KIEV, Ukraine -- Western business people in Ukraine are watching president Viktor Yanukovich closely. Three months ago, when he won power in the presidential election, many were happy enough to see him elected.
They brushed aside concerns that Yanukovich would break with the pro-west policies of his predecessor Viktor Yushchenko and take Kiev back into Russia’s orbit. They hoped that, whatever his foreign policy preferences, he would focus on reviving and reforming the recession-hit economy.
Now they are disturbed to see that for Yanukovich geopolitics has come first. He has rushed into Russia’s embrace with deals over cheap energy and a Black Sea naval base - but not much progress on reform.
As one western business leader says, “Recent events have triggered a wakeup call, forcing the business community and western diplomats in Ukraine to take a closer look at the reform situation and to reassess the geopolitical landscape. The gap seems to be widening between what is being said, and what is being done.”
For the moment, this executive is not ready to put his head above the parapet and put his name to his comments.

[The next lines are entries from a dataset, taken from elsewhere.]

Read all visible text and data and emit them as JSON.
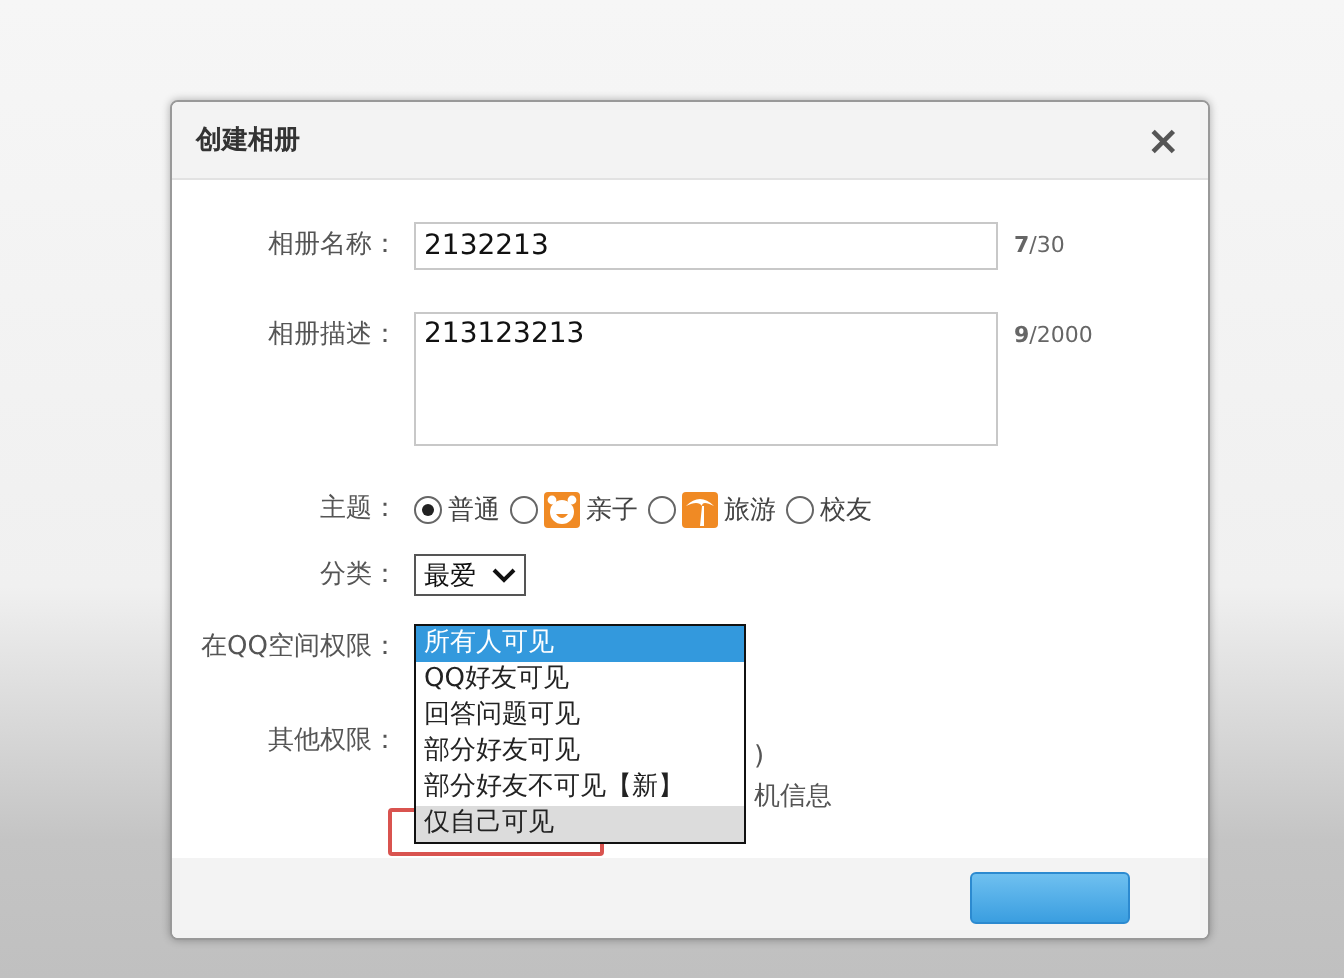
{
  "dialog": {
    "title": "创建相册",
    "close": "×"
  },
  "name_field": {
    "label": "相册名称：",
    "value": "2132213",
    "counter": "**7**/30"
  },
  "description_field": {
    "label": "相册描述：",
    "value": "213123213",
    "counter": "**9**/2000"
  },
  "theme": {
    "label": "主题：",
    "options": [
      {
        "label": "普通",
        "selected": true,
        "kind": "plain"
      },
      {
        "label": "亲子",
        "selected": false,
        "kind": "face"
      },
      {
        "label": "旅游",
        "selected": false,
        "kind": "palm"
      },
      {
        "label": "校友",
        "selected": false,
        "kind": "plain"
      }
    ]
  },
  "category": {
    "label": "分类：",
    "value": "最爱"
  },
  "qzone_permission": {
    "label": "在QQ空间权限：",
    "options": [
      {
        "label": "所有人可见",
        "selected": true,
        "hovered": false,
        "highlighted": false
      },
      {
        "label": "QQ好友可见",
        "selected": false,
        "hovered": false,
        "highlighted": false
      },
      {
        "label": "回答问题可见",
        "selected": false,
        "hovered": false,
        "highlighted": false
      },
      {
        "label": "部分好友可见",
        "selected": false,
        "hovered": false,
        "highlighted": false
      },
      {
        "label": "部分好友不可见【新】",
        "selected": false,
        "hovered": false,
        "highlighted": false
      },
      {
        "label": "仅自己可见",
        "selected": false,
        "hovered": true,
        "highlighted": true
      }
    ]
  },
  "other_permissions": {
    "label": "其他权限：",
    "fragments": [
      ")",
      "机信息"
    ]
  }
}
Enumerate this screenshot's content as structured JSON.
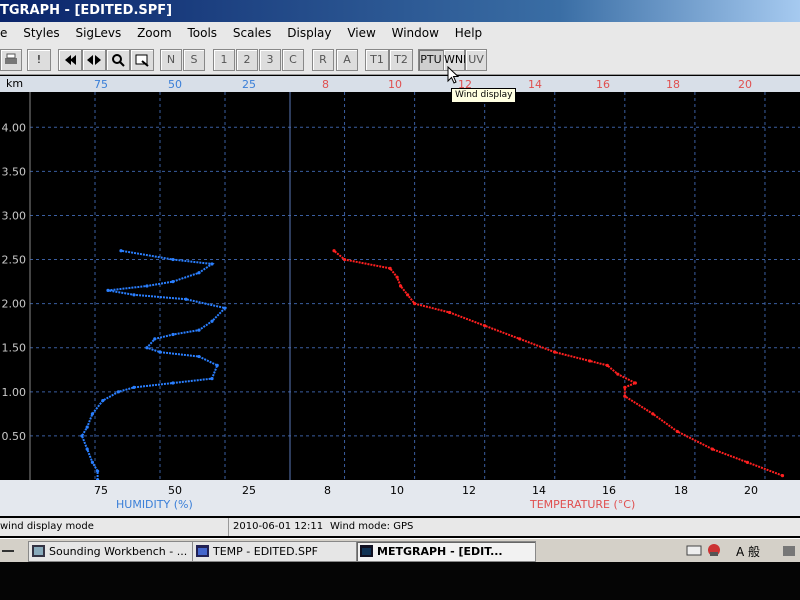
{
  "window": {
    "title": "TGRAPH - [EDITED.SPF]"
  },
  "menu": [
    "e",
    "Styles",
    "SigLevs",
    "Zoom",
    "Tools",
    "Scales",
    "Display",
    "View",
    "Window",
    "Help"
  ],
  "toolbar": {
    "buttons": [
      "!",
      "N",
      "S",
      "1",
      "2",
      "3",
      "C",
      "R",
      "A",
      "T1",
      "T2",
      "PTU",
      "WND",
      "UV"
    ],
    "tooltip": "Wind display"
  },
  "top_axis": {
    "unit_label": "km",
    "humidity_ticks": [
      "75",
      "50",
      "25"
    ],
    "temperature_ticks": [
      "8",
      "10",
      "12",
      "14",
      "16",
      "18",
      "20"
    ]
  },
  "status": {
    "message": "wind display mode",
    "datetime": "2010-06-01 12:11",
    "wind_mode": "Wind mode: GPS"
  },
  "taskbar": {
    "tasks": [
      "Sounding Workbench - ...",
      "TEMP - EDITED.SPF",
      "METGRAPH - [EDIT..."
    ],
    "tray_text": "A 般"
  },
  "colors": {
    "humidity": "#2a7fff",
    "temperature": "#ff2020",
    "grid": "#3a5ea0",
    "humidity_text": "#3a7fd8",
    "temperature_text": "#e05050"
  },
  "chart_data": {
    "type": "line",
    "title": "",
    "y_axis": {
      "label": "km",
      "ylim": [
        0,
        4.4
      ],
      "ticks": [
        "0.50",
        "1.00",
        "1.50",
        "2.00",
        "2.50",
        "3.00",
        "3.50",
        "4.00"
      ]
    },
    "humidity_axis": {
      "label": "HUMIDITY (%)",
      "ticks": [
        "75",
        "50",
        "25"
      ],
      "direction": "decreasing"
    },
    "temperature_axis": {
      "label": "TEMPERATURE (°C)",
      "ticks": [
        "8",
        "10",
        "12",
        "14",
        "16",
        "18",
        "20"
      ],
      "xlim": [
        6.5,
        21
      ]
    },
    "grid": true,
    "series": [
      {
        "name": "HUMIDITY (%)",
        "axis": "humidity",
        "points": [
          [
            74,
            0.0
          ],
          [
            74,
            0.1
          ],
          [
            76,
            0.2
          ],
          [
            78,
            0.35
          ],
          [
            80,
            0.5
          ],
          [
            78,
            0.6
          ],
          [
            76,
            0.75
          ],
          [
            72,
            0.9
          ],
          [
            66,
            1.0
          ],
          [
            60,
            1.05
          ],
          [
            45,
            1.1
          ],
          [
            30,
            1.15
          ],
          [
            28,
            1.3
          ],
          [
            35,
            1.4
          ],
          [
            50,
            1.45
          ],
          [
            55,
            1.5
          ],
          [
            52,
            1.6
          ],
          [
            45,
            1.65
          ],
          [
            35,
            1.7
          ],
          [
            30,
            1.8
          ],
          [
            25,
            1.95
          ],
          [
            40,
            2.05
          ],
          [
            60,
            2.1
          ],
          [
            70,
            2.15
          ],
          [
            55,
            2.2
          ],
          [
            45,
            2.25
          ],
          [
            35,
            2.35
          ],
          [
            30,
            2.45
          ],
          [
            45,
            2.5
          ],
          [
            65,
            2.6
          ]
        ]
      },
      {
        "name": "TEMPERATURE (°C)",
        "axis": "temperature",
        "points": [
          [
            20.5,
            0.05
          ],
          [
            19.5,
            0.2
          ],
          [
            18.5,
            0.35
          ],
          [
            17.5,
            0.55
          ],
          [
            16.8,
            0.75
          ],
          [
            16.0,
            0.95
          ],
          [
            16.0,
            1.05
          ],
          [
            16.3,
            1.1
          ],
          [
            15.8,
            1.2
          ],
          [
            15.5,
            1.3
          ],
          [
            15.0,
            1.35
          ],
          [
            14.0,
            1.45
          ],
          [
            13.0,
            1.6
          ],
          [
            12.0,
            1.75
          ],
          [
            11.0,
            1.9
          ],
          [
            10.0,
            2.0
          ],
          [
            9.8,
            2.1
          ],
          [
            9.6,
            2.2
          ],
          [
            9.5,
            2.3
          ],
          [
            9.3,
            2.4
          ],
          [
            8.0,
            2.5
          ],
          [
            7.7,
            2.6
          ]
        ]
      }
    ]
  }
}
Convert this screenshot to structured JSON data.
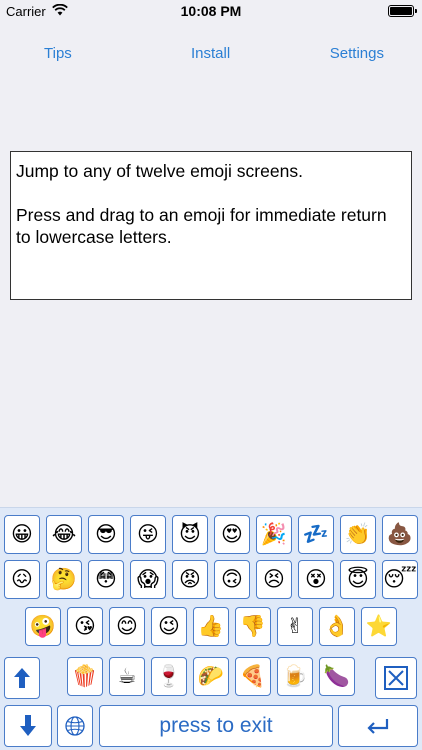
{
  "status_bar": {
    "carrier": "Carrier",
    "time": "10:08 PM"
  },
  "nav": {
    "tips": "Tips",
    "install": "Install",
    "settings": "Settings"
  },
  "textbox": {
    "line1": "Jump to any of twelve emoji screens.",
    "line2": "Press and drag to an emoji for immediate return to lowercase letters."
  },
  "keyboard": {
    "row1": [
      "😀",
      "😂",
      "😎",
      "😜",
      "😈",
      "😍",
      "🎉",
      "💤",
      "👏",
      "💩"
    ],
    "row2": [
      "😖",
      "🤔",
      "😳",
      "😱",
      "😡",
      "🙃",
      "😣",
      "😵",
      "😇",
      "😴"
    ],
    "row3": [
      "🤪",
      "😘",
      "😊",
      "😉",
      "👍",
      "👎",
      "✌",
      "👌",
      "⭐"
    ],
    "row4": [
      "🍿",
      "☕",
      "🍷",
      "🌮",
      "🍕",
      "🍺",
      "🍆"
    ],
    "press_to_exit": "press to exit",
    "colors": {
      "accent": "#4a7cc9",
      "link": "#2b7fd4",
      "background": "#dfe9f8"
    }
  }
}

But , like others, he is anxious. Yanukovich can deliver fast when he wants. Last month’s he agreed with Moscow a controversial ‘gas for fleet’ deal under which Ukraine will receive cheap gas in return for granting Russia a long lease on the Sevastopol naval base.
The prime commercial beneficiaries will be the president’s billionaire backers and their energy-hungry steel mills. But watching from the sidelines - still patiently for now - are the western investors.
Keeping them happy will require hard work to fix everything from notoriously corrupt courts, a heavy and complicated tax system, as well as mountains of red tape that have kept billions of investment at bay. Controlling nearly all branches of government, Yanukovich’s team will have no excuses if they follow past governments by failing to deliver.
And without investment, Ukraine will struggle to crawl out of a deep recession, which saw GDP contract 15 per cent last year. A key tests will be the forthcoming talks on a new International Monetary Fund programme totalling perhaps $20bn, to replace the $16.4bn plan suspended last year. the sooner it is agreed, the more confident foreign business people will be.
But, disturbingly, Mr Yanukovich’s team seems reluctant to to accept the IMF’s painful conditions. Sticking with the populism of predecessors, his government says it will not increase natural gas prices on households to market levels - a key IMF demand.
“This time, there will be no excuses,” says Anna Derevyanko, Executive Director of the European Business Association, a Kiev-based business advocacy. “They have all the opportunities to implement reform, where as previous governments - who shared power with opponents - could always say they were sabotaged.”
Yanukovich must show he can act as quickly on economic reform as on geopolitics.